My Experience on Safari in Sri Lanka
I had a wonderful time with Lakpura and can not recommend them enough. My friend and I chose a private safari so we would have room to move about the vehicle and easily take photos. Our vehicle was fairly new and despite the bumpy roads, was very comfortable. Our trip was very last minute and we only had six days in Sri Lanka so we chose to do just one day of safari.
We split our time between two parks, Yala and Udawalawe. We arrived at Yala upon park opening. It was already extremely crowded but we got lucky and saw both a leopard and a sloth bear within the first hour of our arrival. We also saw a handful of incredible animals that I wasn’t expecting to see such as wild peacocks, crocodiles, jungle fowl, a cobra, and water buffalo. Many of these sightings were at a distance due to the massive crowding of vehicles on the road.
In the afternoon we headed to Udawalawe National Park. Udawalawe was a really special experience. It was far less crowded and at times, we were the only vehicle on the road. Our guide was able to locate few different herds of elephants throughout the afternoon. We parked and observed them cooling off in the lake. Upon exiting the water, they approached the vehicle and came very close to us. It was spectacular.

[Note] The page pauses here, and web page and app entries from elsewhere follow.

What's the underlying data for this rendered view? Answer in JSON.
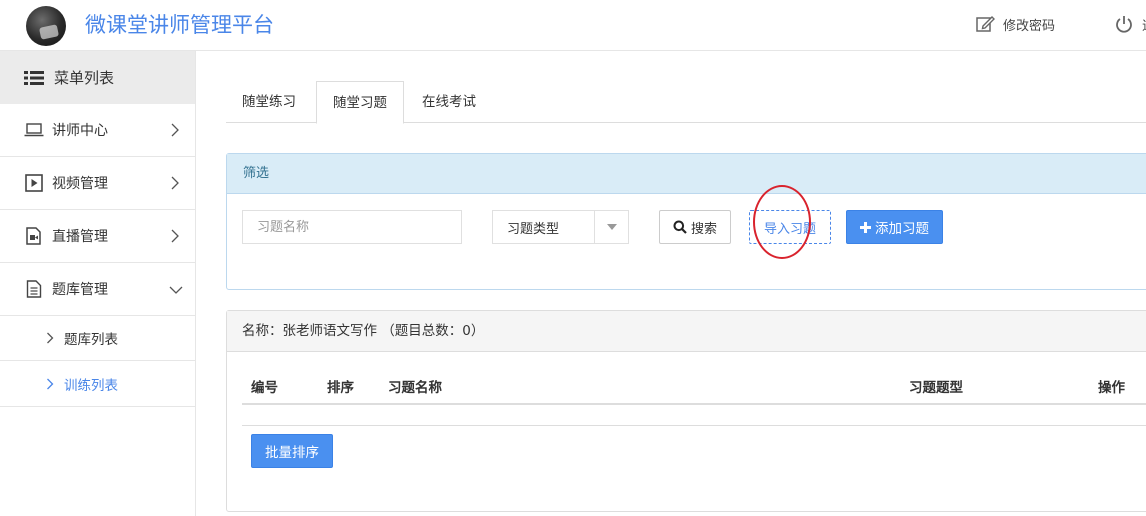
{
  "header": {
    "brand_title": "微课堂讲师管理平台",
    "change_password": "修改密码",
    "logout": "退"
  },
  "sidebar": {
    "menu_title": "菜单列表",
    "items": [
      {
        "label": "讲师中心",
        "icon": "laptop-icon"
      },
      {
        "label": "视频管理",
        "icon": "play-icon"
      },
      {
        "label": "直播管理",
        "icon": "live-icon"
      },
      {
        "label": "题库管理",
        "icon": "document-icon"
      }
    ],
    "subitems": [
      {
        "label": "题库列表"
      },
      {
        "label": "训练列表"
      }
    ]
  },
  "tabs": [
    "随堂练习",
    "随堂习题",
    "在线考试"
  ],
  "filter": {
    "title": "筛选",
    "name_placeholder": "习题名称",
    "type_select": "习题类型",
    "search_button": "搜索",
    "import_button": "导入习题",
    "add_button": "添加习题"
  },
  "list": {
    "heading": "名称：张老师语文写作 （题目总数：0）",
    "columns": [
      "编号",
      "排序",
      "习题名称",
      "习题题型",
      "操作"
    ],
    "batch_button": "批量排序"
  },
  "colors": {
    "brand": "#4a86e8",
    "primary_button": "#4a90f0",
    "filter_header_bg": "#d9ecf7",
    "annotation_circle": "#d9232d"
  }
}
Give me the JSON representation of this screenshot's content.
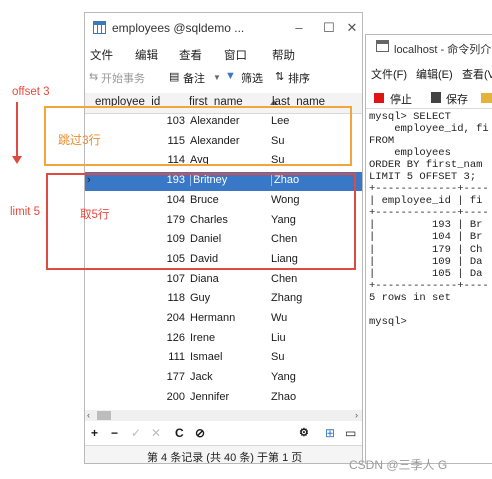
{
  "left_window": {
    "title": "employees @sqldemo ...",
    "window_buttons": {
      "minimize": "–",
      "maximize": "☐",
      "close": "✕"
    },
    "menu": [
      "文件",
      "编辑",
      "查看",
      "窗口",
      "帮助"
    ],
    "toolbar": {
      "begin_tx": "开始事务",
      "notes": "备注",
      "filter": "筛选",
      "sort": "排序"
    },
    "columns": [
      "employee_id",
      "first_name",
      "last_name"
    ],
    "rows": [
      {
        "id": "103",
        "first": "Alexander",
        "last": "Lee"
      },
      {
        "id": "115",
        "first": "Alexander",
        "last": "Su"
      },
      {
        "id": "114",
        "first": "Avg",
        "last": "Su"
      },
      {
        "id": "193",
        "first": "Britney",
        "last": "Zhao"
      },
      {
        "id": "104",
        "first": "Bruce",
        "last": "Wong"
      },
      {
        "id": "179",
        "first": "Charles",
        "last": "Yang"
      },
      {
        "id": "109",
        "first": "Daniel",
        "last": "Chen"
      },
      {
        "id": "105",
        "first": "David",
        "last": "Liang"
      },
      {
        "id": "107",
        "first": "Diana",
        "last": "Chen"
      },
      {
        "id": "118",
        "first": "Guy",
        "last": "Zhang"
      },
      {
        "id": "204",
        "first": "Hermann",
        "last": "Wu"
      },
      {
        "id": "126",
        "first": "Irene",
        "last": "Liu"
      },
      {
        "id": "111",
        "first": "Ismael",
        "last": "Su"
      },
      {
        "id": "177",
        "first": "Jack",
        "last": "Yang"
      },
      {
        "id": "200",
        "first": "Jennifer",
        "last": "Zhao"
      }
    ],
    "selected_row_index": 3,
    "bottom_buttons": {
      "add": "+",
      "remove": "−",
      "apply": "✓",
      "discard": "✕",
      "refresh": "C",
      "stop": "⊘"
    },
    "status": "第 4 条记录 (共 40 条) 于第 1 页"
  },
  "right_window": {
    "title": "localhost - 命令列介",
    "menu": [
      "文件(F)",
      "编辑(E)",
      "查看(V"
    ],
    "toolbar": {
      "stop": "停止",
      "save": "保存"
    },
    "console": "mysql> SELECT\n    employee_id, fi\nFROM\n    employees\nORDER BY first_nam\nLIMIT 5 OFFSET 3;\n+-------------+----\n| employee_id | fi\n+-------------+----\n|         193 | Br\n|         104 | Br\n|         179 | Ch\n|         109 | Da\n|         105 | Da\n+-------------+----\n5 rows in set\n\nmysql>"
  },
  "annotations": {
    "offset_label": "offset 3",
    "skip_label": "跳过3行",
    "limit_label": "limit 5",
    "take_label": "取5行",
    "colors": {
      "orange": "#f3a53c",
      "red": "#e04a3f",
      "selection": "#3977c7"
    }
  },
  "watermark": "CSDN @三季人 G"
}
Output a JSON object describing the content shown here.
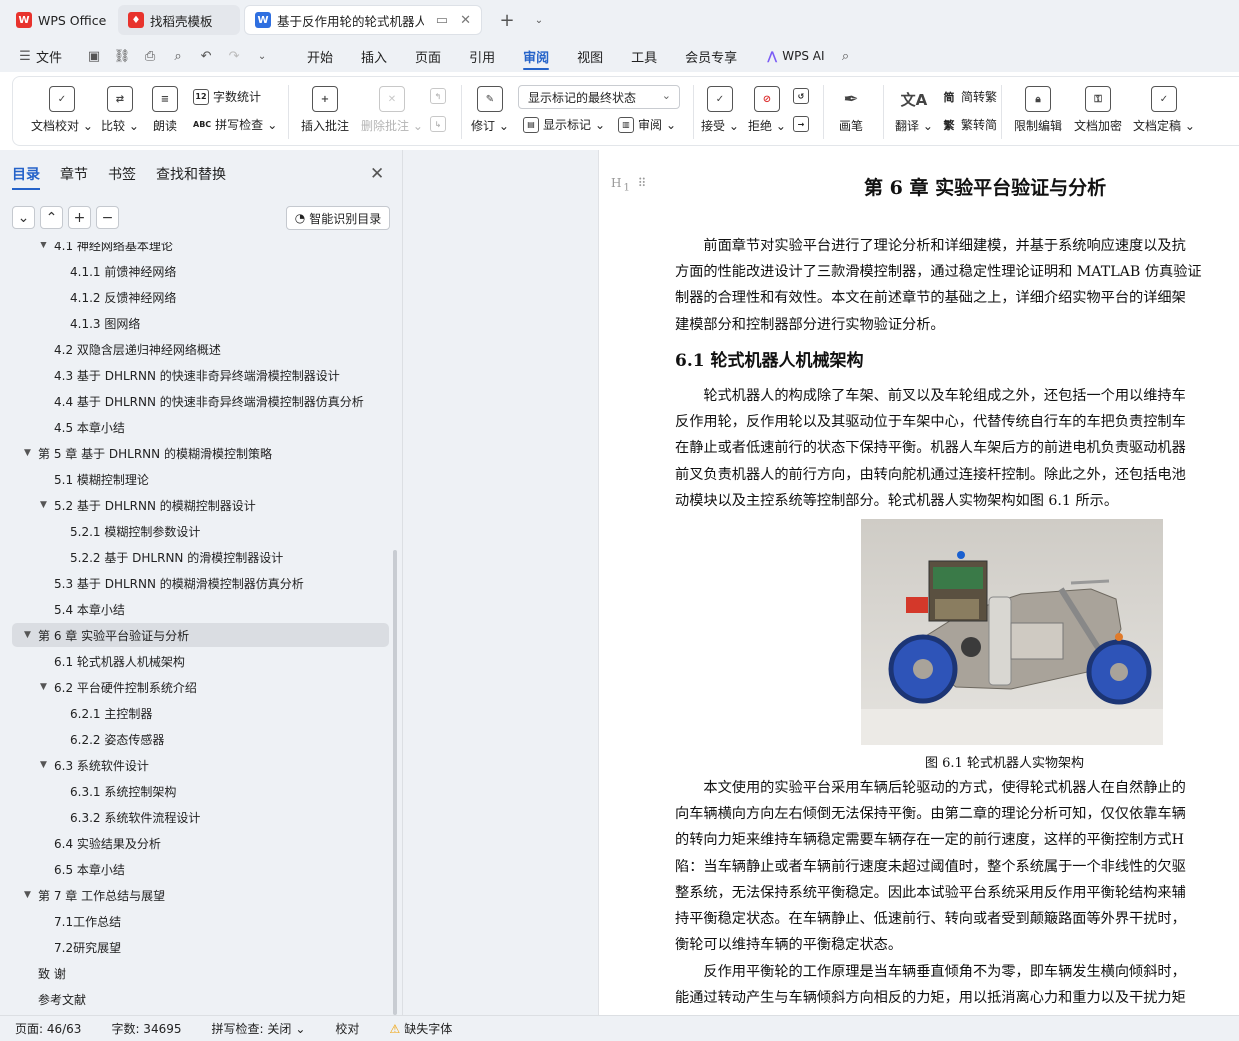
{
  "tabs": [
    {
      "label": "WPS Office",
      "icon": "wps-logo-icon",
      "color": "#e8332d"
    },
    {
      "label": "找稻壳模板",
      "icon": "docer-logo-icon",
      "color": "#e8332d"
    },
    {
      "label": "基于反作用轮的轮式机器人平衡",
      "icon": "writer-doc-icon",
      "color": "#2f6fe0"
    }
  ],
  "new_tab": "+",
  "menu": {
    "file": "文件",
    "items": [
      "开始",
      "插入",
      "页面",
      "引用",
      "审阅",
      "视图",
      "工具",
      "会员专享"
    ],
    "active": "审阅",
    "wps_ai": "WPS AI"
  },
  "ribbon": {
    "doc_check": "文档校对",
    "compare": "比较",
    "read_aloud": "朗读",
    "word_count": "字数统计",
    "spell_check": "拼写检查",
    "insert_comment": "插入批注",
    "delete_comment": "删除批注",
    "revise": "修订",
    "markup_select": "显示标记的最终状态",
    "show_markup": "显示标记",
    "review": "审阅",
    "accept": "接受",
    "reject": "拒绝",
    "pen": "画笔",
    "translate": "翻译",
    "to_traditional": "简转繁",
    "to_simplified": "繁转简",
    "restrict_edit": "限制编辑",
    "encrypt": "文档加密",
    "finalize": "文档定稿",
    "word_count_icon_text": "12",
    "spell_icon_text": "ABC"
  },
  "sidebar": {
    "tabs": [
      "目录",
      "章节",
      "书签",
      "查找和替换"
    ],
    "active_tab": "目录",
    "smart_toc": "智能识别目录",
    "toc": [
      {
        "label": "4.1 神经网络基本理论",
        "level": 2,
        "expanded": true
      },
      {
        "label": "4.1.1  前馈神经网络",
        "level": 3
      },
      {
        "label": "4.1.2  反馈神经网络",
        "level": 3
      },
      {
        "label": "4.1.3  图网络",
        "level": 3
      },
      {
        "label": "4.2  双隐含层递归神经网络概述",
        "level": 2
      },
      {
        "label": "4.3  基于 DHLRNN 的快速非奇异终端滑模控制器设计",
        "level": 2
      },
      {
        "label": "4.4  基于 DHLRNN 的快速非奇异终端滑模控制器仿真分析",
        "level": 2
      },
      {
        "label": "4.5  本章小结",
        "level": 2
      },
      {
        "label": "第 5 章  基于 DHLRNN 的模糊滑模控制策略",
        "level": 1,
        "expanded": true
      },
      {
        "label": "5.1  模糊控制理论",
        "level": 2
      },
      {
        "label": "5.2  基于 DHLRNN 的模糊控制器设计",
        "level": 2,
        "expanded": true
      },
      {
        "label": "5.2.1  模糊控制参数设计",
        "level": 3
      },
      {
        "label": "5.2.2  基于 DHLRNN 的滑模控制器设计",
        "level": 3
      },
      {
        "label": "5.3  基于 DHLRNN 的模糊滑模控制器仿真分析",
        "level": 2
      },
      {
        "label": "5.4  本章小结",
        "level": 2
      },
      {
        "label": "第 6 章  实验平台验证与分析",
        "level": 1,
        "expanded": true,
        "selected": true
      },
      {
        "label": "6.1  轮式机器人机械架构",
        "level": 2
      },
      {
        "label": "6.2  平台硬件控制系统介绍",
        "level": 2,
        "expanded": true
      },
      {
        "label": "6.2.1  主控制器",
        "level": 3
      },
      {
        "label": "6.2.2  姿态传感器",
        "level": 3
      },
      {
        "label": "6.3  系统软件设计",
        "level": 2,
        "expanded": true
      },
      {
        "label": "6.3.1  系统控制架构",
        "level": 3
      },
      {
        "label": "6.3.2  系统软件流程设计",
        "level": 3
      },
      {
        "label": "6.4  实验结果及分析",
        "level": 2
      },
      {
        "label": "6.5  本章小结",
        "level": 2
      },
      {
        "label": "第 7 章  工作总结与展望",
        "level": 1,
        "expanded": true
      },
      {
        "label": "7.1工作总结",
        "level": 2
      },
      {
        "label": "7.2研究展望",
        "level": 2
      },
      {
        "label": "致    谢",
        "level": 1
      },
      {
        "label": "参考文献",
        "level": 1
      }
    ]
  },
  "document": {
    "heading_marker": "H",
    "chapter_title": "第 6 章  实验平台验证与分析",
    "intro": [
      "前面章节对实验平台进行了理论分析和详细建模，并基于系统响应速度以及抗",
      "方面的性能改进设计了三款滑模控制器，通过稳定性理论证明和 MATLAB 仿真验证",
      "制器的合理性和有效性。本文在前述章节的基础之上，详细介绍实物平台的详细架",
      "建模部分和控制器部分进行实物验证分析。"
    ],
    "section_title": "6.1  轮式机器人机械架构",
    "para1": [
      "轮式机器人的构成除了车架、前叉以及车轮组成之外，还包括一个用以维持车",
      "反作用轮，反作用轮以及其驱动位于车架中心，代替传统自行车的车把负责控制车",
      "在静止或者低速前行的状态下保持平衡。机器人车架后方的前进电机负责驱动机器",
      "前叉负责机器人的前行方向，由转向舵机通过连接杆控制。除此之外，还包括电池",
      "动模块以及主控系统等控制部分。轮式机器人实物架构如图 6.1 所示。"
    ],
    "figure_caption": "图 6.1  轮式机器人实物架构",
    "para2": [
      "本文使用的实验平台采用车辆后轮驱动的方式，使得轮式机器人在自然静止的",
      "向车辆横向方向左右倾倒无法保持平衡。由第二章的理论分析可知，仅仅依靠车辆",
      "的转向力矩来维持车辆稳定需要车辆存在一定的前行速度，这样的平衡控制方式H",
      "陷：当车辆静止或者车辆前行速度未超过阈值时，整个系统属于一个非线性的欠驱",
      "整系统，无法保持系统平衡稳定。因此本试验平台系统采用反作用平衡轮结构来辅",
      "持平衡稳定状态。在车辆静止、低速前行、转向或者受到颠簸路面等外界干扰时，",
      "衡轮可以维持车辆的平衡稳定状态。"
    ],
    "para3": [
      "反作用平衡轮的工作原理是当车辆垂直倾角不为零，即车辆发生横向倾斜时，",
      "能通过转动产生与车辆倾斜方向相反的力矩，用以抵消离心力和重力以及干扰力矩"
    ]
  },
  "status": {
    "page": "页面: 46/63",
    "words": "字数: 34695",
    "spell": "拼写检查: 关闭",
    "proof": "校对",
    "missing_font": "缺失字体"
  },
  "colors": {
    "accent": "#2563c9",
    "wps_red": "#e8332d",
    "warning": "#f0a000"
  }
}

What to Bring on Safari
- Insect repellant
- Hat/hair tie
- Cash for park entrance fees and driver/guide tips
- Water (provided by some tours)
- Camera with zoom or telephoto lens
- Comfortable clothes and jacket
- Lunch and snacks
- Bring TP and a plastic bag
Other Important Tips
- Arrive in the area the day prior to your safari so you have time to relax and can wake up early. Your day will be so much more enjoyable if you feel refreshed and ready to go.
- Don’t set your expectations too high. Just enjoy the day and it will be wonderful no matter what. Wildlife can be very unpredictable and no matter how great of a guide you have, sometimes what you see will be entirely up to luck.
- Many of the parks are densely vegetated and you’ll be viewing wildlife from a distance. Your iPhone camera just isn’t going to cut it. If you don’t have a camera with a good zoom and don’t plan on purchasing one then I recommend looking into a rental. There are a handful of online shops that offer rentals, such as Samy’s camera. Panasonic’s Lumix FZ-1000 is a great choice for a beginner on safari.
- Avoid wearing dark colors, such as black and blue. These colors attract mosquitos and other insects.
Where to Stay on Safari in Sri Lanka
EKHO Safari Tissa is a great choice for accommodation near Yala National Park. It’s located in the town of Tissamaharama, which is roughly 30 minutes from the park. EKHO Safari Tissa is a great value for the money. The rooms are fairly basic but the property is beautiful. The hotel is lakefront and offers beautiful views from its pool. There is also a spa on site.
Cinnamon Wild Yala is considered a luxury hotel but is still very affordable. It’s located in the town of Kirinda and is just a 10-minute drive from Yala National Park. The hotel sits on a lake and is surrounded by nature. Wildlife can occasionally be seen passing through the property. The hotel offers lake and jungle chalets, a beautiful pool area, and even a rooftop bar.
Kottwatta Village is located in Udawalawa and is about 15 minutes from Udawalawe National Park. It’s a great eco-friendly accommodation with affordable rates and individual luxury cottages. The property can even arrange a fun night of BBQ or camping under the stars. Kottawatta Village has a restaurant and bar, children’s play area, and pool. Other things to do in the area include hot springs and cave exploring.
Have you been on safari in Sri Lanka? I’d love to hear about your experience. If you’ve enjoyed this post, please leave a comment or share using the social media buttons below. Interested in learning more about African safari? Continue to my post, “What to Expect on Safari in Tanzania“.